Output the number of lines in the entries below with the string "JSON" in them, and nothing further.
§
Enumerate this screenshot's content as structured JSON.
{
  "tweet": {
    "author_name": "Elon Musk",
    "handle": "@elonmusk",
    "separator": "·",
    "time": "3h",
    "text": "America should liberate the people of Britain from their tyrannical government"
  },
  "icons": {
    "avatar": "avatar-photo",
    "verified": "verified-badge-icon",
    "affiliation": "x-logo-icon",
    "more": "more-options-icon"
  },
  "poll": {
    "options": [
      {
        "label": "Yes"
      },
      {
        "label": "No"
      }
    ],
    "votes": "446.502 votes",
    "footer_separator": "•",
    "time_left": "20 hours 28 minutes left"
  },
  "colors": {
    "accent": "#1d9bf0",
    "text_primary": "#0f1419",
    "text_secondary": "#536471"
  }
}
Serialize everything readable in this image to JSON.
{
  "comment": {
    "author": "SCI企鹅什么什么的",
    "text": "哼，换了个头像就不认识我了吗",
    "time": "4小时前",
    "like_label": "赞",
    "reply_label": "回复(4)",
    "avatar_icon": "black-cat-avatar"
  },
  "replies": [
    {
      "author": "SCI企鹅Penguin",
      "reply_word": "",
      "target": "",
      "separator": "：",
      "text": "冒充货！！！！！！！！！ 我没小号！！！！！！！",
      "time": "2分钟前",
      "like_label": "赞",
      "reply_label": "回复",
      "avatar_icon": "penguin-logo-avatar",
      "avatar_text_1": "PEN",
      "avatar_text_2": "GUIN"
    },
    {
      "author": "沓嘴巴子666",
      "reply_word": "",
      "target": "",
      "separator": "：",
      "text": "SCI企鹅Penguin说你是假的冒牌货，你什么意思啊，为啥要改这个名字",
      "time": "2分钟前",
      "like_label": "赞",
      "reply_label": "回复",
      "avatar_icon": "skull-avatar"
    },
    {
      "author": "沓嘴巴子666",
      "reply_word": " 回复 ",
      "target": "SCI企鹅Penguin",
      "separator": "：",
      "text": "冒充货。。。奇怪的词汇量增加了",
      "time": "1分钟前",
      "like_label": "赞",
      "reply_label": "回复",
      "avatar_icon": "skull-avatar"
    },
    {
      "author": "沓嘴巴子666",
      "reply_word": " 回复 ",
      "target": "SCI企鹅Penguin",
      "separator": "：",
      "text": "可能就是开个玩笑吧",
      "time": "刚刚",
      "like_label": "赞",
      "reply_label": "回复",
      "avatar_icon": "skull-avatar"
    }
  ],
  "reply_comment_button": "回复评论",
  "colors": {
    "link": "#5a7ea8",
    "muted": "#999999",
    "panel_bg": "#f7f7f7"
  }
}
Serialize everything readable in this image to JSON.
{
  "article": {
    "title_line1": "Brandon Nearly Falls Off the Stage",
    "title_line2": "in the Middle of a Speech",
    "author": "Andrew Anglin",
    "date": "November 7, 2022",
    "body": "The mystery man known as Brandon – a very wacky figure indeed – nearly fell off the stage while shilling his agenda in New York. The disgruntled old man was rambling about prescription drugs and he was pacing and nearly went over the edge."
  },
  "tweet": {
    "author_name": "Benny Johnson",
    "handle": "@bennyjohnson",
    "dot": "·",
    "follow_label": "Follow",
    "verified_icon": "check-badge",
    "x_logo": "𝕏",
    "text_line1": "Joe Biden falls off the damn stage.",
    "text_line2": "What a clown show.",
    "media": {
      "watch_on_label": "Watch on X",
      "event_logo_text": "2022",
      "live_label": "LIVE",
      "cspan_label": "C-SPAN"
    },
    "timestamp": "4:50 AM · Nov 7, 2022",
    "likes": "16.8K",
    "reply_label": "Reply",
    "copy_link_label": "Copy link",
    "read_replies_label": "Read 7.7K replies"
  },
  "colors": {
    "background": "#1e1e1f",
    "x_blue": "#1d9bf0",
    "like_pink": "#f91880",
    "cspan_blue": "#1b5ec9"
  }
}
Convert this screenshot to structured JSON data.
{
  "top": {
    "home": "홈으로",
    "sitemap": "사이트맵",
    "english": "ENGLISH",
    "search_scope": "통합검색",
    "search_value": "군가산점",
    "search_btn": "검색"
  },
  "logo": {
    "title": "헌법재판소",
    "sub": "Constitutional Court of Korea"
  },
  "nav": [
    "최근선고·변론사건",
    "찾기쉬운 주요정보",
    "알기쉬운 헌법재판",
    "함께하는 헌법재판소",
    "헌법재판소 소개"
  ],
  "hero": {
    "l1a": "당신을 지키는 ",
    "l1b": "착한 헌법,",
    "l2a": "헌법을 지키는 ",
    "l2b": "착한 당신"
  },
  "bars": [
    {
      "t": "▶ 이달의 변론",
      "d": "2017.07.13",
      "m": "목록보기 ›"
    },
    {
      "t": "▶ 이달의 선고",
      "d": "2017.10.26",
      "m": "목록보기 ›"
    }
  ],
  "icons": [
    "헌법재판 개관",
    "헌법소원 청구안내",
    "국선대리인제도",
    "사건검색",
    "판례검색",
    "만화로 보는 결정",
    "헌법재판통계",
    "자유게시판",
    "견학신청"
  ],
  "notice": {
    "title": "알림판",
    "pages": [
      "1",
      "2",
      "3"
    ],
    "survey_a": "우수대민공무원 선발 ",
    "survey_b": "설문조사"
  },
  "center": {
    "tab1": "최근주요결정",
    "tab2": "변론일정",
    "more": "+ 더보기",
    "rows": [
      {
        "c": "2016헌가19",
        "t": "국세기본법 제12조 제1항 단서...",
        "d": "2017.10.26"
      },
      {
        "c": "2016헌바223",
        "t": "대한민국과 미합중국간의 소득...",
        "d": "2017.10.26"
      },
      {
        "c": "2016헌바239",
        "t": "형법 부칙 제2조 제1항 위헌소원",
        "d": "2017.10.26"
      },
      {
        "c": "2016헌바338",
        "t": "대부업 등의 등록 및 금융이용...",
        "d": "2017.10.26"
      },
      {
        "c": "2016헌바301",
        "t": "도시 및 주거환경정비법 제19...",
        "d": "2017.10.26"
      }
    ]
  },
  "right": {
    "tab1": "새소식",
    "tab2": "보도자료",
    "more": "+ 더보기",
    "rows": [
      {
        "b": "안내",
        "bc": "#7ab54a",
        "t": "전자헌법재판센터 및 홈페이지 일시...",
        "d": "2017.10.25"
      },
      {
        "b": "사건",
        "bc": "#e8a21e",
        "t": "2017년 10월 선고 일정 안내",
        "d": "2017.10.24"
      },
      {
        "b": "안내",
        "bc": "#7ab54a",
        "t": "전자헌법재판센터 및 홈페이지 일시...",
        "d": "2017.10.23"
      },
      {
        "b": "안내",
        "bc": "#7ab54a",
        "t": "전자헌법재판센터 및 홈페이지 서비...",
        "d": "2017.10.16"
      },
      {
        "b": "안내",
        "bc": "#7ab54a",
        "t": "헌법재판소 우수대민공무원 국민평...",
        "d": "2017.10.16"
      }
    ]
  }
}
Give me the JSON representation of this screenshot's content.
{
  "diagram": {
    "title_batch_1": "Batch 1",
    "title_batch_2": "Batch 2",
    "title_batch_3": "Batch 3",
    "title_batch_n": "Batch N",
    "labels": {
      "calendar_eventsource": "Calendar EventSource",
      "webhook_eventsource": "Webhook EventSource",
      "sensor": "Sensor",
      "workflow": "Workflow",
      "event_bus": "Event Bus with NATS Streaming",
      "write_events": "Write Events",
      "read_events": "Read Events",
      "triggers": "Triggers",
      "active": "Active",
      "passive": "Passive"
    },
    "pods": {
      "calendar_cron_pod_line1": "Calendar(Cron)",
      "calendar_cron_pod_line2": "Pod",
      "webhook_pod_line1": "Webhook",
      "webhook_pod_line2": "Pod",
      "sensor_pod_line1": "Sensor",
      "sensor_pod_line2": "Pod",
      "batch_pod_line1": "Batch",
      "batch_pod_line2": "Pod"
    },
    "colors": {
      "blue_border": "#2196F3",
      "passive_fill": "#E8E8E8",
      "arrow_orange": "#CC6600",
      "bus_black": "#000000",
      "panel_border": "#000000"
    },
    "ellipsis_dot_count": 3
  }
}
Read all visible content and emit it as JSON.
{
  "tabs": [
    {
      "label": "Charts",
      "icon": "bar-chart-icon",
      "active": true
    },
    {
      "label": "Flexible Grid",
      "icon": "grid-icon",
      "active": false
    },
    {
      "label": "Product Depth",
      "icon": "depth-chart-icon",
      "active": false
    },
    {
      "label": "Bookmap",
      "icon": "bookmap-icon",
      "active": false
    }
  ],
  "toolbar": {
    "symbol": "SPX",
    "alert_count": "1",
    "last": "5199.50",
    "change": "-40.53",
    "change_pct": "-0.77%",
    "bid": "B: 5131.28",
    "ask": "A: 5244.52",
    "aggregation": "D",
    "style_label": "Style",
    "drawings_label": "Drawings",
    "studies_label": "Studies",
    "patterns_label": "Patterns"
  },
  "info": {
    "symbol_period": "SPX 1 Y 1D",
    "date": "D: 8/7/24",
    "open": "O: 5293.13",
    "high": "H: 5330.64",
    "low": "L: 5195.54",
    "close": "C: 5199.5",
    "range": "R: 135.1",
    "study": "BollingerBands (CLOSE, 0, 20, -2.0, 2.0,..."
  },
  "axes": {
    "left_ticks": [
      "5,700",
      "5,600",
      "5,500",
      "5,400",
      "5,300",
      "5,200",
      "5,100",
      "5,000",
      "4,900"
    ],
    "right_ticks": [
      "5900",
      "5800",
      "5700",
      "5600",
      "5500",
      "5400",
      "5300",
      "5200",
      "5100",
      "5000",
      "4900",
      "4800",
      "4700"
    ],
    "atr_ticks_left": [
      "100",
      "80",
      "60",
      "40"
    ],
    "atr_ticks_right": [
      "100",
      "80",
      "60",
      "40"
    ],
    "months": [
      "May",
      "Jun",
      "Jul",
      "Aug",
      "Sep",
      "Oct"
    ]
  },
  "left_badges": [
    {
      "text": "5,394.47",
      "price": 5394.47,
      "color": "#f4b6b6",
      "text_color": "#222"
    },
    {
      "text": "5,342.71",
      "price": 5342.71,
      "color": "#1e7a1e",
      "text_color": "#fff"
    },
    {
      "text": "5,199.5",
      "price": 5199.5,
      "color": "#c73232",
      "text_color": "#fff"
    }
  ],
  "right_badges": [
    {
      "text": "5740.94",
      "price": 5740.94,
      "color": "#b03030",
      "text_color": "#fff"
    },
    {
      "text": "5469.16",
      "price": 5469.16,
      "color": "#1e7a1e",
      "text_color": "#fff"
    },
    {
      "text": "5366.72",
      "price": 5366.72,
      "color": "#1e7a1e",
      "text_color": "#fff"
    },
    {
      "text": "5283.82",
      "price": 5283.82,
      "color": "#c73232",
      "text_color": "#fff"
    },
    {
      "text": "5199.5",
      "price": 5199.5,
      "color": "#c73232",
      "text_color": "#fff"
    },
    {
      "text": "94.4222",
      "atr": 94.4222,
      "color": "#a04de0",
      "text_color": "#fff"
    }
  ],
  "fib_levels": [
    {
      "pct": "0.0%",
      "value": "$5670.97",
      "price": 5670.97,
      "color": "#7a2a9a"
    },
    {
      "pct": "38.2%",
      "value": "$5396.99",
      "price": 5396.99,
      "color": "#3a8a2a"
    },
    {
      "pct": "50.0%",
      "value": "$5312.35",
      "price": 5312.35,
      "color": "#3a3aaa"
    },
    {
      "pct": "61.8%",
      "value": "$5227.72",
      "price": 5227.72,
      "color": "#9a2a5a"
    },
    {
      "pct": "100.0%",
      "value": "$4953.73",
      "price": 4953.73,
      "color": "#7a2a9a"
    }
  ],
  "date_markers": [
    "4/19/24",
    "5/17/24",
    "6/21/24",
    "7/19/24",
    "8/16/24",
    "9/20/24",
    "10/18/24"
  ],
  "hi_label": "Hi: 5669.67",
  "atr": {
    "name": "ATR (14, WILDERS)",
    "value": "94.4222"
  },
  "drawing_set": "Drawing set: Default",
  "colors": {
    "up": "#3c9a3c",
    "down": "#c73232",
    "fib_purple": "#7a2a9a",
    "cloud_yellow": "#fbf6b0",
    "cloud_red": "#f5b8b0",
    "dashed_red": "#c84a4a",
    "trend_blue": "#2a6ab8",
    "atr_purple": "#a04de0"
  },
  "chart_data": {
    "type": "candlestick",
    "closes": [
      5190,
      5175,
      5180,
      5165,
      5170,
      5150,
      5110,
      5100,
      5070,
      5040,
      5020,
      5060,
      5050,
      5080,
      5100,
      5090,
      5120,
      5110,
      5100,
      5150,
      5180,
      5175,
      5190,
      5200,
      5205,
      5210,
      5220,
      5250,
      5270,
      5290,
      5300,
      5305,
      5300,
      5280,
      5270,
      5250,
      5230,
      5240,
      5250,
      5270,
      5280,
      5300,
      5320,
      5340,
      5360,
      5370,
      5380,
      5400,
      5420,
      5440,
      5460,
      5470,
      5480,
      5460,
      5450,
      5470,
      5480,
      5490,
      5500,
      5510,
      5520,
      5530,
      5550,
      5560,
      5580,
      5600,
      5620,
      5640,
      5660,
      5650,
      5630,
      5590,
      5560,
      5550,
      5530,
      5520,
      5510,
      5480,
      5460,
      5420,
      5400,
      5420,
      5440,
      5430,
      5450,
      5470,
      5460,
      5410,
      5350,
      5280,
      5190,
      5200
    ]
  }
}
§
[ANSWER SPACE] 6